    Total available storage space = (size of smaller drive) * (1)


  • RAID 5: Combines three or more drives to create a storage space that is able to support one failed drive. Should one of your drives fail, your data will still be protected from loss. In the event of drive failure, simply replace the failed drive with a new one. The new drive will automatically be accommodated into the RAID 5 configuration. The advantage of using RAID 5 is that is that it provides data protection through data redundancy. The downside to using RAID 5 is that when combining drives of differing sizes, the total storage space will be calculated based on the size of the smallest drive.

    Total available storage space = (size of smallest drive) * (total number of drives - 1)


  • RAID 6: Combines four of more drives to create a storage space that is able to support two failed drives. Should two of your drives fail, your data will still be protected from loss. In the event of drive failure, simply replace the failed drives with new ones. The new drives will automatically be accommodated into the RAID 6 configuration. The advantage of using RAID 6 is that it is able to provide superior data protection through data redundancy. The downside to using RAID 6 is that when combining drives of differing sizes, the total storage space will be calculated based on the size of the smallest drive.

    Total available storage space = (size of smallest drive) * (total number of drives - 2)


  • RAID 10 (1+0): Combines four or more drive to create a storage space that is able to support multiple failed drives (as long as the failed driveks do not belong to the same "mirrored set"). RAID 10 provides the data protection of RAID 1 along with the access efficiency of RAID 0. With respect to data protection, RAID 10 uses the RAID 1 method of having the exact same data written identically on two drives, producing "mirrored sets". These "mirrored sets" are then combined together in a RAID 0 configuration. RAID 10 requires an even number of four or more drives. When combining drives of differing sizes, the total storage space will be calculated based on the size of the smallest drive.

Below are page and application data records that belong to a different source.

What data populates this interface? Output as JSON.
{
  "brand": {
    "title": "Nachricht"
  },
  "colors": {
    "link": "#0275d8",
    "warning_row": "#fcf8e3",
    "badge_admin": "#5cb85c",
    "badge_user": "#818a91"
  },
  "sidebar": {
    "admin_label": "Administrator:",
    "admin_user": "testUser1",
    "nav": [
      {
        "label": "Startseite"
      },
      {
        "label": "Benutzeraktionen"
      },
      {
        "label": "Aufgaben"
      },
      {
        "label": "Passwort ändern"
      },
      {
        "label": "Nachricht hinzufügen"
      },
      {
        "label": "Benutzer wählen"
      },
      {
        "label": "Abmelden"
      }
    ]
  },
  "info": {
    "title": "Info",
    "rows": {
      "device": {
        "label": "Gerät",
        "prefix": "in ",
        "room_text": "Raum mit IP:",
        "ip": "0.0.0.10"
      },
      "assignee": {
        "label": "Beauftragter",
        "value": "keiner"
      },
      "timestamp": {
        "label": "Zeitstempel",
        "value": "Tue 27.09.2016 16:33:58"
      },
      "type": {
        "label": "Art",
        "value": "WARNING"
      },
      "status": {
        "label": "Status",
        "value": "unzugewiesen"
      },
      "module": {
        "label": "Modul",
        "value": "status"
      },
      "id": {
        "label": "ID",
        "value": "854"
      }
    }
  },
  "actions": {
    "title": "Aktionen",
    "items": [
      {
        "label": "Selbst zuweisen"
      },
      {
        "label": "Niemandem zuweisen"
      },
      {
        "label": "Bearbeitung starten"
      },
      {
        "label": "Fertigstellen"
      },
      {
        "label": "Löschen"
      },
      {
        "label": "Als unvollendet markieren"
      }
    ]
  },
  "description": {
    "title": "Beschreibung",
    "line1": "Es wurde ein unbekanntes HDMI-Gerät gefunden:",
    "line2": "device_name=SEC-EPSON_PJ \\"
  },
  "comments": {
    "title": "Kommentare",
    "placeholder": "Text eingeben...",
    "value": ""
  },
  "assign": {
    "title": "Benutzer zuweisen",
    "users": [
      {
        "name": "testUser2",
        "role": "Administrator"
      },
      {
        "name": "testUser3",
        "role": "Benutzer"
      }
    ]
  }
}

    Total available storage space = (size of smallest drive) * (total number of drives / 2)

Note: RAID 0 or JBOD volumes cannot migrate to other RAID levels. Data will need to be offloaded to another storage device to set up a new RAID array.

About SSD Trim

Enable SSD Trim allows the SSDs installed on the NAS to maintain stable read/write performance while simultaneously controlling the frequency of overwriting to specific blocks, extending the life of SSDs.


Note:
  • The function is only available on the following models: AS31, 32, 50, 51, 52, 53, 61, 62, 63, 64, 70, Lockerstor, Lockerstor Pro.
  • When using an SSD in a Single, JBOD, or RAID 0/1/10 volume configuration, the Trim command for it will be enabled automatically.
  • The Trim feature under RAID 5 and 6 configurations can only be enabled on the SSDs with DZAT (Deterministic Read Zero after TRIM) support. Please contact your SSD manufacturers for details on DZAT support.

M.2 Storage

With the introduction of M.2 storage on an ASUSTOR NAS, you are now able to choose how you store your data. With M.2 caching, your NAS automatically stores frequently used data on installed M.2 drives. With the all-new M.2 storage feature, M.2 SSDs provide levels of sequential and random performance that are unattainable for most hard drives.


Note:
  • ADM 3.5.2 introduces M.2 storage.
  • To maintain optimal performance and quality, M.2 drives may only be paired with other M.2 drives in a RAID array.

Reminder:

  1. Maximum Single Volume Size of AS10, AS-2, AS-3 series: 16 TB
  2. When upgrading from ADM 2.x to 3.x, please contact ASUSTOR support if capacity is displayed incorrectly when expanding RAID.



Learn More

NAS 251 - Introduction to RAID

NAS 352 - Online RAID Level Migration and Capacity Expansion (adding new drives)

NAS RAID Calculator